What did your kids have for breakfast this morning? A couple of soggy Weetbix or ½ a slice of toast? Or did you fail as a parent and could not convince them to eat anything and you simply did not have the energy on this Monday for another fight about food? (Said completely tongue in cheek!) Feeding children can be the bane of many parents’ lives and the good news is that this may not need to be the case, once you know a few tricks of the paediatric nutrition trade. So here is a sample good food day for a primary school aged child and you may find that you are not doing too bad of a job after all!
Yes it is important for primary school aged kids to eat something before they head off for a day of school but breakfast does not have to be a 3 course meal – remember they will in most cases have fruit break an hour or two after starting school. Protein rich breakfasts such as an egg on toast or ham and cheese toasted sandwich on multigrain bread are great options nutritionally but a glass of milk; a tub of Greek yoghurt or a few spoons of a wholegrain cereal with milk can be just as good. Worst case scenario, send them with a couple of crackers and a slice of cheese and they will be well fuelled until recess. Often parent revert to offering kids high sugar breakfast drinks; sugary cereals and chocolate spreads to entice kids to eat at breakfast which does create some poor habits. You are much better to send them with a glass of milk than start a sugary morning habit and if the sugary snacks and white bread is not in the house, the darlings cannot eat them.
If I am honest I much prefer ‘vege break’ to fruit break. Fruit is exceptionally nutritious but our kids eat every couple of hours so they do not need high carbohydrate foods this often throughout the food day. Good vege choices to pack for ‘fruit’ break include carrot sticks, baby tomatoes, and baby cucumbers or chopped red capsicum. If you do like to add some fruit berries, a small stonefruit or a few pieces of melon are all good options – think small kids, small pieces of fruit.

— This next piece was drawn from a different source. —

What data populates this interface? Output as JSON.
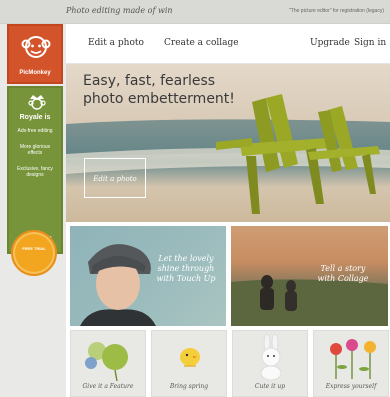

If you think dairy rich choices, you will be on the right track when it comes to snack foods and sustained energy release throughout the morning. Cheese sticks, small yoghurt tubes, small milk poppers are all protein rich snacks that kids will still enjoy. If you do add packaged snacks, look for wholegrain options that contain <100calories per serve and remember, 1 snack food per lunchbox is more than enough. Then a piece of fruit or a vegetable depending on what the kids have had from fruit break completes this meal.
Once kids have already eaten 3 times by 1pm, it is not surprising that they often do not need their lunch so do not get too distressed if they would rather play than eat at this time of day. Plain sandwiches and wraps tend to work best, and if possible as some protein via ham, turkey, cheese or leftovers. Sandwiches can be kept cool via a frozen water bottle and some kids will prefer a chopped style lunch with a few pieces of cheese, cut up vegetables and crackers to a traditional sandwich or wrap.
Kids tend to be starving at 3-4pm each day as it is the longest period of time in which they have not eaten. Avoid carb heavy snack foods this time and look for filling but relatively low calorie snacks to ensure kids do not overeat at this time and ruin their dinner. A single ice cream on a stick (<100cal); frozen Greek yoghurt with berries; a brown rice sushi roll or a few crackers with a glass of milk are all good choices. If kids still complain they are hungry, chopped vegetables until dinner time are your best option. Another trick is to allow kids to choose their afternoon tea once a week – this way you can strike a balance between good nutrition and also allowing foods the kids enjoy eating every now and again
Newsflash – your kids need to eat 1/2 as much as you think they do for dinner. A small 70-100g serve of meat and a couple of spoons of different salad or vegetables. It does not matter how they eat their vegetables – raw, in a soup, chopped into meals or as a salad – as long as they eat 2-3 different varieties you are on the right track. Try not to compensate with large portions of white rice or pasta, instead using these as part of a mixed meal rather than the base and remember that kids like simple, easy fingers foods – tacos; lettuce cups, cutlets and a few chopped vegetables. Keep it simple; save yourself time and know that if they do not eat much, they probably are not that hungry. Just be mindful of drinks – juices, milks and cordials can fill small children up quickly so they don’t want to eat their dinner.
The choice to serve dessert or not at your home is a personal one. Some families routinely serve dessert; others choose to keep it for special occasions. Kids respond well when they know the routine so rather than having them ask for dessert every night, a better option is to nominate the nights on which dessert will be served. Keep heavy options to once each week, but a small amount of yoghurt, fruit or milk drinks will not cause too much of a disruption to calorie intake and offer much nutritionally.
Sample Day – 8 year old
Breakfast: 1 slice wholegrain toast with peanut butter + ½ glass of milk
Fruit Break: Strawberries
Recess: Cheese and cracker snack pack + 2 carrot sticks
Lunch: 1/2 ham wrap, packet of popcorn, chocolate milk popper
After School: brown rice sushi roll
Dinner: 2 tacos with cheese, tomato and lettuce
Dessert: Pomegranate seeds and 1 scoop ice cream